Since is the probability density of finding the particle at the point , this means that there are places in the box where the particle can never be found!
Thus we’ve seen how Schrödinger’s equation produces some very weird results that contradict our classical intuition. So why do we not see things like the discrete energy levels in macroscopic objects like billiard balls? The lowest permitted energy occurs for the quantum number and
Planck’s constant is very small, So for a large object, and will be comparatively huge. This means that will be so incredibly small that an object with energy becomes indistinguishable from one at rest. This is why in the macroscopic world a zero energy level does appear to be possible.
Now let’s compute the difference between two adjacent energy levels and for a quantum number :
As the mass and the size of the box get large, this difference tends to zero. So for large objects the permitted energy levels are so close together that it’s impossible to distinguish them from the energy levels that are not permitted — the energy level appears to vary continuously.
Quantum tunneling: The vertical axis shows the potential energy of the particle, which is equal to V0 for x greater than 0 and less than L and zero elsewhere.
Now let’s change our set-up a little. Let’s still assume that our particle moves along the -axis. But this time suppose that the potential energy is zero for and for but non-zero between and . So for This is a potential barrier: classical physics tells us that if the particle is moving right along the negative -axis towards 0, it can only penetrate the region between and if its energy is greater than

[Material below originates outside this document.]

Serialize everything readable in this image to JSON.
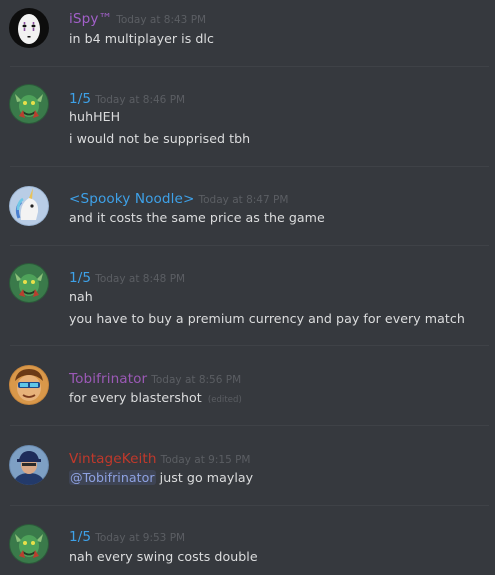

It’s a bit like a ball of mass rolling along and encountering a hill of height : if it has enough energy to move to the top of the hill, then its potential energy there will be where is acceleration due to gravity. If its energy is less than the ball will never make it to the top. Only in our example the hill has a vertical slope because the potential energy jumps discontinuously between 0 and at and , and it is flat on the top because the potential energy is constant for
It turns out that in quantum mechanics the particle can make it to the top, and even the other side, of the "potential hill" even if its energy is less than . We won’t go into the details here but solving Schrödinger’s equation (assuming ) with suitable boundary conditions gives a wave function that is non-zero on the entire -axis. This means that a particle coming from the left actually has a non-zero probability of being found inside the barrier and even to the right of it. There is a small but non-zero probability that the particle will tunnel through the barrier to the other side, even though in classical terms it does not have enough energy to do so. As you would expect, this probability becomes smaller the thicker the barrier, that is, the larger the value of .
Generally the term quantum tunneling refers to any situation in which a particle overcomes a potential barrier that it should not be able to overcome according to classical physics. Quantum tunneling does occur in nature, for example in when uranium decays to thorium in a form of radioactive decay known as alpha decay. Here the atomic nucleus emits an alpha particle (which consists of two protons and two neutrons and is structurally identical to a helium nucleus). According to classical physics, the process of emitting the particle should be impossible, as it requires more energy than the atom has available. It's through quantum tunneling that the atom accomplishes the feat.
The big question raised by all this mathematics is what Schrödinger's equation tells us about physical reality. How should we interpret its solution, the wave function? This is what we'll explore in the third article.
Read the final article Schrödinger's equation, what does it mean?
About the author
Marianne Freiberger is Editor of Plus. She would like to thank Jeremy Butterfield, a philosopher of physics, Nazim Bouatta, a Postdoctoral Fellow in Foundations of Physics, and Tony Short, a Royal Society Research Fellow in Foundations of Quantum Physics, all at the University of Cambridge, for their help in writing these articles.